======== Material for this exercise

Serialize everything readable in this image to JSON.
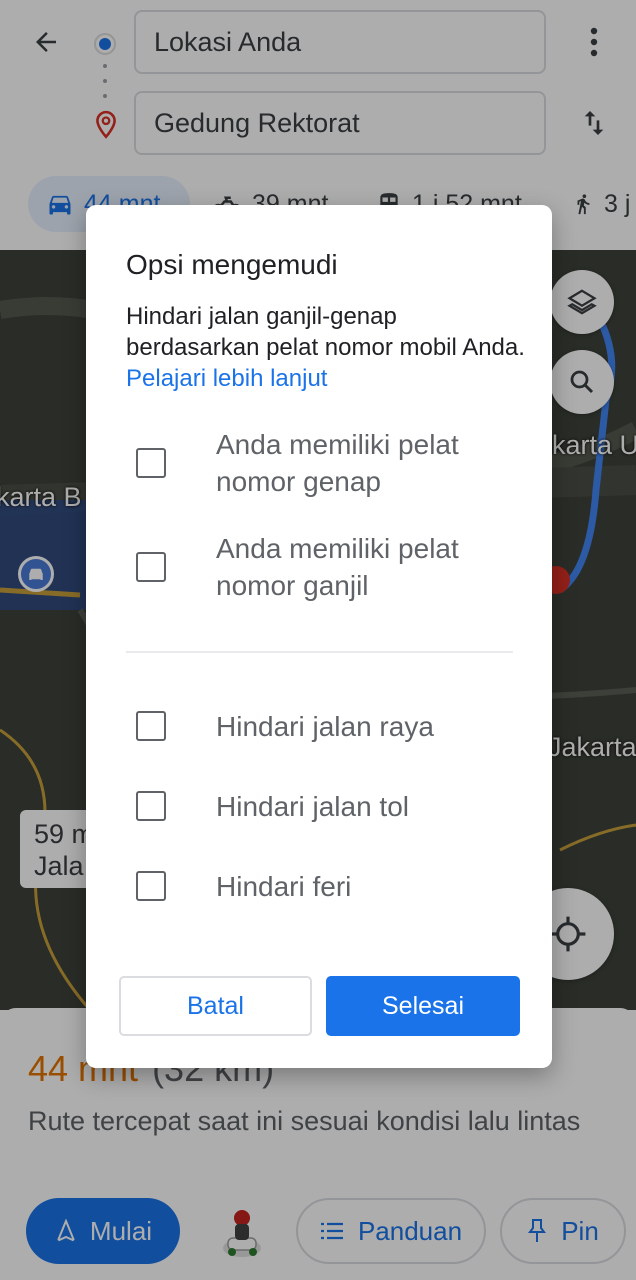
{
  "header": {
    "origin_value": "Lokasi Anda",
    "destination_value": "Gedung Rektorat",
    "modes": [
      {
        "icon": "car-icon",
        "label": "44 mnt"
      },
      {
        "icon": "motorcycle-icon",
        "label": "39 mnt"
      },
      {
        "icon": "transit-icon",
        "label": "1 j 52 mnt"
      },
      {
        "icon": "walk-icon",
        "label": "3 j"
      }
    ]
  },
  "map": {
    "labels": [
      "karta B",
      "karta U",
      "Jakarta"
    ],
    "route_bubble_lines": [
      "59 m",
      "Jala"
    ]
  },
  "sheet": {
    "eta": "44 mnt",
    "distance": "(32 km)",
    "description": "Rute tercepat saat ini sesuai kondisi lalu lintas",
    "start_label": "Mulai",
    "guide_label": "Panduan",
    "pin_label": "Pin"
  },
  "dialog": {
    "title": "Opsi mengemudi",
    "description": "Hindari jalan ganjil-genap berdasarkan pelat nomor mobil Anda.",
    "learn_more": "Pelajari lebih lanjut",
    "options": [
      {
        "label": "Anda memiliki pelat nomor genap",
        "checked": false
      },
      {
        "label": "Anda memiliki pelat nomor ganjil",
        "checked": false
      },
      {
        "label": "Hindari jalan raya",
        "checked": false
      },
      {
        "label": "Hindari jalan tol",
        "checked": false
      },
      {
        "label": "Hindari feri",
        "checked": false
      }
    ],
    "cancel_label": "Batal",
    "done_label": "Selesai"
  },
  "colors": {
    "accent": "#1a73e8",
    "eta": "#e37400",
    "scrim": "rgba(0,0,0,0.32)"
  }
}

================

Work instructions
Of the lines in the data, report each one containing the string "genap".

Answer box
    "description": "Hindari jalan ganjil-genap berdasarkan pelat nomor mobil Anda.",
        "label": "Anda memiliki pelat nomor genap",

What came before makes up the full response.